Having tested the feature, Consumer Reports has come to the conclusion that the driver has to intervene too often. This means that for now, Tesla owners can be using it only if they want to play the role of beta testers. The moment you rely on it, forget about safe driving.
What’s the Navigate update supposed to do?
In the previous version of Navigate, you had to confirm the lane change before it was actually made.
A modification of Navigate announced in early April was supposed to make the car even more autonomous. As Tesla explained, the update would allow Autopilot to make lane changes on certain roads automatically. In other words, when you enabled the feature, the lane changes would be controlled by the car’s computers. The Autopilot would make lane changes automatically without asking you. If you decide to turn it off, you’ll need to do it manually through the menu.
What does it actually do?
About four weeks later, Tesla owners could see that their cars got a software update. Now, if the feature was on, the Autopilot executed lane changes even without your confirmation. Did it make driving more relaxing and fun? Quite the opposite!
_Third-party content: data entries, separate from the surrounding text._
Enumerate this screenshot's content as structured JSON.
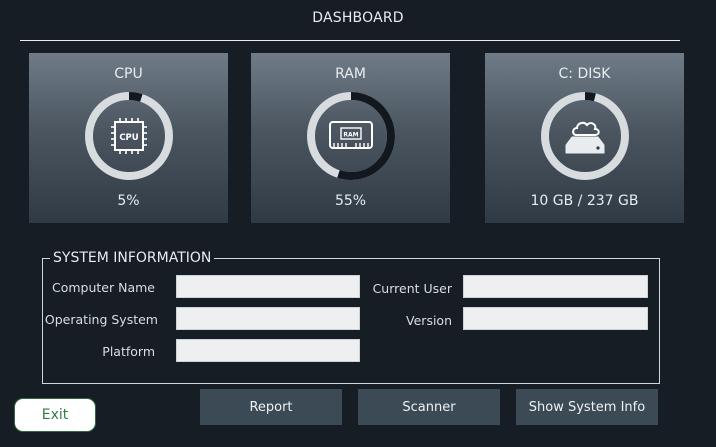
{
  "header": {
    "title": "DASHBOARD"
  },
  "cards": [
    {
      "title": "CPU",
      "value": "5%",
      "usage_fraction": 0.05,
      "icon": "cpu-chip-icon",
      "icon_text": "CPU"
    },
    {
      "title": "RAM",
      "value": "55%",
      "usage_fraction": 0.55,
      "icon": "ram-module-icon",
      "icon_text": "RAM"
    },
    {
      "title": "C: DISK",
      "value": "10 GB / 237 GB",
      "usage_fraction": 0.04,
      "icon": "disk-cloud-icon"
    }
  ],
  "system_info": {
    "title": "SYSTEM INFORMATION",
    "fields": {
      "computer_name": {
        "label": "Computer Name",
        "value": ""
      },
      "operating_system": {
        "label": "Operating System",
        "value": ""
      },
      "platform": {
        "label": "Platform",
        "value": ""
      },
      "current_user": {
        "label": "Current User",
        "value": ""
      },
      "version": {
        "label": "Version",
        "value": ""
      }
    }
  },
  "buttons": {
    "exit": "Exit",
    "report": "Report",
    "scanner": "Scanner",
    "show_system_info": "Show System Info"
  },
  "colors": {
    "background": "#161d24",
    "gauge_track": "#d9dcdf",
    "gauge_fill": "#111820",
    "button": "#3c4a56",
    "exit_text": "#2e7d46"
  }
}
Believing that the Autopilot can let your car drive on its own is the same as believing that the wings so many car makers have on their logos (visit here for examples) can actually make your car fly!
Testers working for Consumer Reports discovered that in many cases the car made risky moves. For instance, the Tesla cut too closely in front of other cars or passed on the right on a two-lane divided highway (observed by several testers). A pass on the right could result in a ticket.
The Navigate feature didn’t return to get back to the right-hand lane after executing a pass, which could also result in a ticket.
To make things worse, the Tesla cut off cars driving at a much faster speed (apparently, the rearward-facing cameras aren’t working as they’re supposed to). In addition to this, as soon as the car merges in heavy traffic, it immediately slows down so as to make the space behind the follow car larger. That’s another hazard.
Due to these reasons, the testers had to cancel moves started by Autopilot very often. The problems mentioned above appeared even if traffic wasn’t heavy.
To sum up, Autopilot was like a learning driver (a teenager, for instance). It could execute easy moves, but the moment things got just a little more complex, it failed.
What does it mean for owners?
This sounds surprising for anyone who read the company blog post from April 3. The blog post claimed that consumers participating in their Early Access Program liked using the feature. It also claimed that Tesla’s testers drove over 500 thousand miles with automatic lane changes and discovered it “offers comparable levels of safety” when compared with the previous version.
According to some experts, the current Tesla hardware can’t provide the computing power needed for self-driving features. We should point out, though, that Tesla CEO Elon Musk promised a no-cost hardware upgrade for everyone who bought the Full Self-Driving Capability option.
As you probably remember, Musk claimed to get the cars to a very high level of autonomy by 2020. It doesn’t look like this is going to happen. For now, the CR testers claim using the Navigate is more complicated than driving on your own. Doesn’t it mean it’s more of a toy than a real helper?
And a dangerous toy! Information from the National Transportation Safety Board shows Autopilot has been activated during not less than three fatal car accidents within the U.S. (the latest of them took place in March 2019).
In April 2019, Tesla revealed that all the vehicles it manufactures, including Tesla Roadster (2020), will be sold with Autopilot as a standard feature. In other words, new Tesla owners will have to pay for the feature whether they are going to use it or not.